(PC - The Daily Beast)

Today, patrol rifles are common in patrol cars. They are routinely issued to patrol, and often, most officers in an agency have a rifle. This was not the case in the 1980s. Back then, most police officers only had a revolver with a total of 18 rounds and, possibly, a shotgun holding only 4 rounds of buckshot.

Where it started – Security Pacific Bank’s Norco branch (PC – OC Register).

“The Police” are terrible at passing information down to the next generation of officers. Giving credit where it is due, most fire departments do a great job of knowing their historical successes and notable incidents, codifying the lessons learned, and passing them on. Perhaps we can learn from our brethren in the fire service.

Nope, Not That One

When most cops think of watershed moments that changed police work, we usually think about the North Hollywood Bank of America robbery and subsequent shootout in 1997. That event brought the argument for patrol rifles to the forefront. Two heavily armed men robbed the Bank of America in Los Angeles’ North Hollywood neighborhood on February 28th, 1997. The ensuing shootout lasted more than 40 minutes and ended with more than 1000 rounds fired by the bad guys and 650 rounds fired by police. Both bad guys died at the scene, while twelve police officers and eight civilians were injured. 

Neither LAPD nor most major cities issued patrol rifles to their officers. 

During the prolonged gunfight, some officers obtained rifles from a nearby gun store. None of those rifles were used in the event. 

But did you know another bank robbery had occurred in 1980 that was eerily like North Hollywood? 

The Robbery

On May 9th, 1980, five heavily armed men robbed the Security Pacific bank in the City of Norco, California. 

A Norco patrol car after being shot up in the initial engagement (PC – Daily Breeze).

Upon exiting the bank, they were confronted by Riverside County Deputy Glyn Bolasky. The robbers immediately fired on him, with more than 200 rounds, and hit his cruiser 47 times. He returned fire with both a Remington 870 shotgun and his revolver. He managed to hit the driver of the getaway van with one pellet, killing him instantly. To make this situation worse, there was a hostage in the vehicle – the owner of the van. Luckily, he was uninjured and was eventually freed.

The first suspect vehicle. The owner had been kidnapped when the van was stolen and held inside during the robbery and the first engagement (PC – OC Register).

Deputy Bolasky was shot five times but survived. Other officers evacuated him to a hospital in a patrol car. 

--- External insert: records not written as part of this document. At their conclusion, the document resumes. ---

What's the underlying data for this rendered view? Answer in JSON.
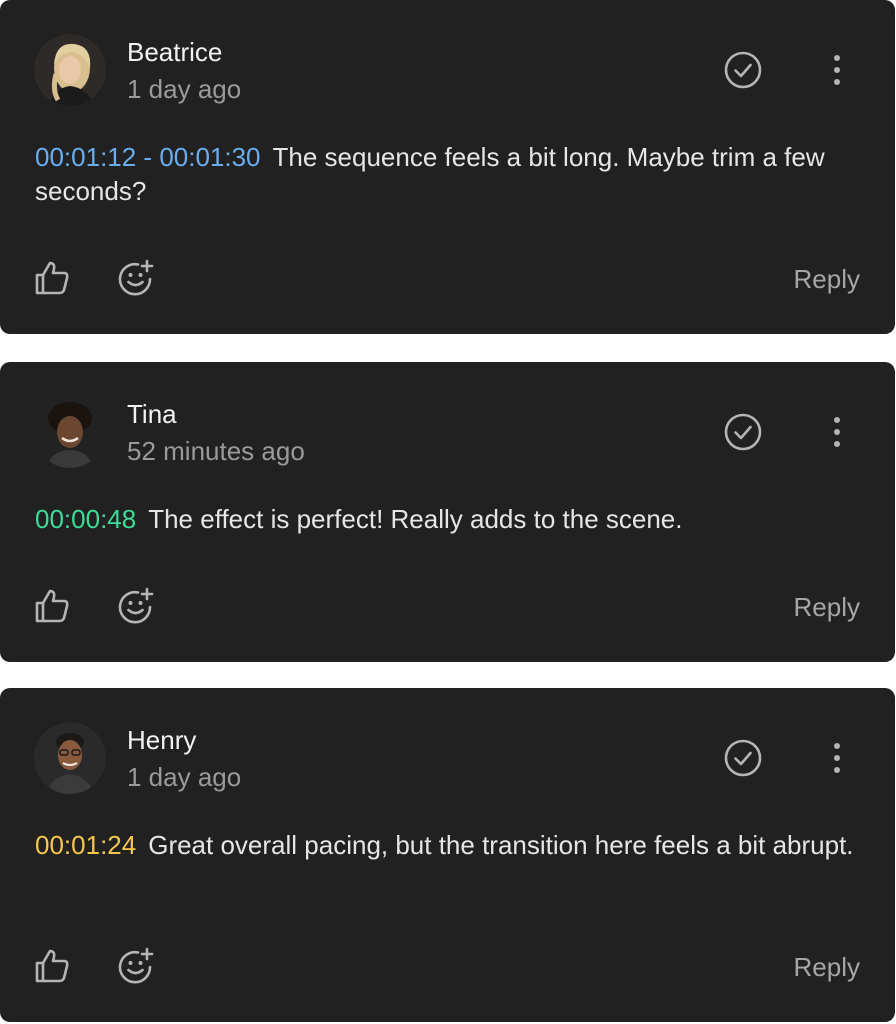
{
  "comments": [
    {
      "author": "Beatrice",
      "time_ago": "1 day ago",
      "timestamp": "00:01:12 - 00:01:30",
      "timestamp_color": "#6aaef0",
      "text": "The sequence feels a bit long. Maybe trim a few seconds?",
      "reply_label": "Reply",
      "avatar_icon": "avatar-photo"
    },
    {
      "author": "Tina",
      "time_ago": "52 minutes ago",
      "timestamp": "00:00:48",
      "timestamp_color": "#3ddc97",
      "text": "The effect is perfect! Really adds to the scene.",
      "reply_label": "Reply",
      "avatar_icon": "avatar-photo"
    },
    {
      "author": "Henry",
      "time_ago": "1 day ago",
      "timestamp": "00:01:24",
      "timestamp_color": "#f5c84c",
      "text": "Great overall pacing, but the transition here feels a bit abrupt.",
      "reply_label": "Reply",
      "avatar_icon": "avatar-photo"
    }
  ],
  "icons": {
    "resolve": "check-circle-icon",
    "more": "more-vertical-icon",
    "like": "thumbs-up-icon",
    "react": "add-emoji-icon"
  },
  "colors": {
    "card_bg": "#212121",
    "page_bg": "#ffffff",
    "name": "#f2f2f2",
    "muted": "#9a9a9a"
  }
}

Gun Battle on the Highway

After abandoning the van, they carjacked a pickup and led police on a 25-mile car chase and rolling gunfight into San Bernardino County. The bad guys were armed with long guns and improvised explosive devices. Those IEDs were makeshift grenades that they could launch out of a shotgun. 

Are you equipped for this?  The suspects engaging one of the officers head-on during the pursuit. Are you equipped for this (PC – OC Register)?

That rolling gunfight continued throughout the pursuit. The perpetrators were armed with Colt M-4 style rifles, HK-91 rifles, and homemade launchable grenades and bombs.  The deputies and CHP officers were armed with revolvers and pump shotguns, usually loaded with buckshot.  More than 30 police vehicles were damaged by gunfire. A police helicopter was struck by that gunfire, forcing it to make an emergency landing. Police had to stay far back from the vehicle as the rifles used by the bad guys were much more effective, at a distance, than their handguns and shotguns. 

End of the Chase

Deputy on a perimeter position. He’s deployed a scope hunting rifle (PC – Daily News).

The pursuit eventually entered a national forest. The bad guys pulled away from the police before stopping and setting up a hasty ambush.  That attack led to the murder of Riverside County Deputy James Evans. 

The memorial for Deputy James Evans, Riverside Co Sheriff’s Department, who was murdered by the suspects (PC – Daily News).

The next arriving officers were also armed with only .38 revolvers and shotguns. It was only when two deputies from San Bernardino County arrived with an M16 and started to engage the bad guys that they fled into the woods. News photos of the time show deputies with bolt-action hunting rifles. All the suspects were captured shortly after that. 

CHP Officer Doug Earnest treating the wounds of fellow Officer Bill Crowe (historical photo).

Following the robbery and shootout, the San Bernardino Sheriff’s Office began to equip their deputies with Mini 14’s and M-16s. Maybe the outcome would have been different, and Deputy Evans might have survived if the officers had been equipped with patrol rifles prior to this incident. 

Final Thought

Some of the weapons brought and used by the suspects (PC – DailyNews).

If Deputy Bolasky had an M-4 or similar rifle at the first engagement, could he have stopped the threat without any further loss of innocent life? Would a patrol rifle with its higher capacity and better accuracy have changed the outcome of the incident?


Book – Norco 80

NPR Podcast – Norco80

(Editor’s note: The misspelling of Deputy Bolasky’s name was corrected, and his use of a revolver was added)